During a traditional sleep study, an overnight stay in a hospital or sleep center is required. Upon arrival, a sleep technician attaches sensors to the torso and head that monitor brain waves, heartbeat and breathing.  
The results captured over the next eight hours of sleep help physicians determine if a patient has sleep apnea, restless leg syndrome and a variety of other sleep disorders.
The testing can be very revealing, but isn’t always the most convenient or comfortable experience for patients trying to sleep normally in an unfamiliar environment.  
With a home sleep study, patients are in their own surroundings and can follow their usual routines, which will result in falling asleep faster and yield truer results. Unusual sleep hours can be accommodated as well.
For those who work night shift or have a lifestyle that results in an unusual bedtime, it can be difficult to fall asleep for a typical 11 p.m. sleep study.
The tech can even pre-program the machine to turn on and off at a certain time if the patient has an usual bedtime.
Convenience is just one of the benefits of a home sleep study. If a patient has an unusually restless night that may yield inconclusive results, there is an opportunity to monitor a second night’s sleep. The goal is the make the experience as simple and easy as possible for the patient.
“We provide education before testing to make sure our patients know how to set up the equipment. A sleep tech actually sits down with the patients when they come in to pick it up,” said Maria Phillips, director of Imaging. Other providers of home sleep studies send the equipment through the mail with a set of instructions.
There are four basic components to the setup, which takes about 10 minutes at home: a belt around the waist, a belt around the chest, a pulse and oxygen reader that clips to the finger, and a sensor that is placed beneath the nose.
The studies are covered by most insurance companies and Medicare. Diagnosis is the same as a traditional sleep study. The results are read by a pulmonologists certified in sleep medicine and shared with a patient’s doctor.
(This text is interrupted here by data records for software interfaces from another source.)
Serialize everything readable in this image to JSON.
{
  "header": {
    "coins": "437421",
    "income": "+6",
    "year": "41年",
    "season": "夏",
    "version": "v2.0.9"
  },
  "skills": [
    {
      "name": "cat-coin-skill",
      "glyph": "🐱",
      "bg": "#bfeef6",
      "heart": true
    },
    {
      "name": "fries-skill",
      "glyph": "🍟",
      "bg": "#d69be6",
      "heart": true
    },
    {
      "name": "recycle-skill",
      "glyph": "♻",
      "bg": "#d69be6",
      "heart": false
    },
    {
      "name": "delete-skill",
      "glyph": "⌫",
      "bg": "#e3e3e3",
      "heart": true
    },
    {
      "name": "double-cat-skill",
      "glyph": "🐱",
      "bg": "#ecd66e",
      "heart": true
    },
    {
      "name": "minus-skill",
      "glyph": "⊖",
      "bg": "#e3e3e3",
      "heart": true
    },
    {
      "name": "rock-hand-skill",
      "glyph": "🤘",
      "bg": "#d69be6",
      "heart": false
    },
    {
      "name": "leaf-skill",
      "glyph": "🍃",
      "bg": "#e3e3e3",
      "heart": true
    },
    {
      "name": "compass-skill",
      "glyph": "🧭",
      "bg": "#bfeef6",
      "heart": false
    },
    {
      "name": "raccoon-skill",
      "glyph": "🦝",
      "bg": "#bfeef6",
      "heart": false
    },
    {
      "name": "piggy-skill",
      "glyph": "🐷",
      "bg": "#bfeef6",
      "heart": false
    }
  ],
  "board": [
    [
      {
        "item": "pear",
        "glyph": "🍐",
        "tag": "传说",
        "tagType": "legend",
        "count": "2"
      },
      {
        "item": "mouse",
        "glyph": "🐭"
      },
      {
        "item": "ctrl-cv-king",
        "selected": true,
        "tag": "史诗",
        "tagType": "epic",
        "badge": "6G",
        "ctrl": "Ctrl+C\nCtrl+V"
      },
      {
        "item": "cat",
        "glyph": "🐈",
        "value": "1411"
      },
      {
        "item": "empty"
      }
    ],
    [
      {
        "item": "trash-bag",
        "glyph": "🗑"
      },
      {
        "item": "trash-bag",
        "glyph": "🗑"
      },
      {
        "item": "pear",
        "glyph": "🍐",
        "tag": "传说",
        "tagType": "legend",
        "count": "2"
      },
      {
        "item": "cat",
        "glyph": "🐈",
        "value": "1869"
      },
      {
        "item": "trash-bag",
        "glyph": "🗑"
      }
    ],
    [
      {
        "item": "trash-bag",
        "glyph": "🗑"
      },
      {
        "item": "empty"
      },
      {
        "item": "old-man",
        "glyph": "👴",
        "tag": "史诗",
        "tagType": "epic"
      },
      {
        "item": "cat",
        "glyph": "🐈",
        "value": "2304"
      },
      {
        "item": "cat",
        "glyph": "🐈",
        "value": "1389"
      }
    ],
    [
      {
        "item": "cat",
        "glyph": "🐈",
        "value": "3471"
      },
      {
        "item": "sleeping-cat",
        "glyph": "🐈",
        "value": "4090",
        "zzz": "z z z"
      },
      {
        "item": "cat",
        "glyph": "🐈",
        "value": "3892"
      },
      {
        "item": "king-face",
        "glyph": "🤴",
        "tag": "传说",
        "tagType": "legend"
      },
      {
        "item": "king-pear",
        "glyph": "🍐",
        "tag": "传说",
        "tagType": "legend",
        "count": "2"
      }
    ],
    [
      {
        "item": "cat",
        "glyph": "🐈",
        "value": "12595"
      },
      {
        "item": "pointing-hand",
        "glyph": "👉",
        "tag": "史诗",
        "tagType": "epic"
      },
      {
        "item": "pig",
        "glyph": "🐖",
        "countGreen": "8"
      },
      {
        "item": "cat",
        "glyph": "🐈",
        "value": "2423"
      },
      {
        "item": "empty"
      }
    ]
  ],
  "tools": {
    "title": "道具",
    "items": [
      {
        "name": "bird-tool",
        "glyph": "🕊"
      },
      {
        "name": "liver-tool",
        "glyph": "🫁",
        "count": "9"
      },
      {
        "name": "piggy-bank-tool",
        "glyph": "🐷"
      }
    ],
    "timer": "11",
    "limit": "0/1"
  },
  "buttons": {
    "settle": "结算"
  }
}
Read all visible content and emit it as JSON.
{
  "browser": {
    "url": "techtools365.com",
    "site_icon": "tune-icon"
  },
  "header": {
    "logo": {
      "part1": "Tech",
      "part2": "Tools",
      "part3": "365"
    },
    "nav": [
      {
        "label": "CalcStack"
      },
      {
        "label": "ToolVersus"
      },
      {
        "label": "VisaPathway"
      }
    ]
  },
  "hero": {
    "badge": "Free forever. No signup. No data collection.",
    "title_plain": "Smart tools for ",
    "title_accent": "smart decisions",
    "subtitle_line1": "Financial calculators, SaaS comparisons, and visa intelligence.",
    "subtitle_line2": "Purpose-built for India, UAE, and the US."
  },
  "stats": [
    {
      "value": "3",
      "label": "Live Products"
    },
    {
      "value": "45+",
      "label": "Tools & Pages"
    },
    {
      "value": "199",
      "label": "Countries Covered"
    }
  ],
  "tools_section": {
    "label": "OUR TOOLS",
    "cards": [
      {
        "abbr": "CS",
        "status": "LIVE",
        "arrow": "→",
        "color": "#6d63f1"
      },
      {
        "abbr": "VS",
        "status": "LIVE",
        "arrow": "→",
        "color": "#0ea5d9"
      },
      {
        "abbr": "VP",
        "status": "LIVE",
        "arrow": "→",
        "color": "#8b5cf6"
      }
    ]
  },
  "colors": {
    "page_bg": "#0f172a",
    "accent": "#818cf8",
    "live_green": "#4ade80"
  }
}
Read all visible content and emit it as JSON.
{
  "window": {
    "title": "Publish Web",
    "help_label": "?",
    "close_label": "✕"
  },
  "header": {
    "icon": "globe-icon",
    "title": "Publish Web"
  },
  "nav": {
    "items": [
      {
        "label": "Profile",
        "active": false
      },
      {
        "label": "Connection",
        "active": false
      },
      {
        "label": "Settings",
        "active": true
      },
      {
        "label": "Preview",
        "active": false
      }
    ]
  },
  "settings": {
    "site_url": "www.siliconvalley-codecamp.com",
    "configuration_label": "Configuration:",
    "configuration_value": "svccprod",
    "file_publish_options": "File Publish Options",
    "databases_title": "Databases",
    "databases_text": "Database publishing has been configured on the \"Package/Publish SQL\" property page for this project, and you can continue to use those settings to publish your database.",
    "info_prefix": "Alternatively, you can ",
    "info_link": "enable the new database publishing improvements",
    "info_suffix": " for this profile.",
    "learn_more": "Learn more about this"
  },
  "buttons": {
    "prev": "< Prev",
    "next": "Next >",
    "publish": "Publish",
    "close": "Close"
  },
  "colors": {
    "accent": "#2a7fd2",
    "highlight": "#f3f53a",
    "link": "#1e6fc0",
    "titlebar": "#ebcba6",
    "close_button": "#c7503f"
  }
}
For more information, visit www.atlanticgeneral. org/Our-Services/Sleep-Disorders-Diagnostic-Center.aspx.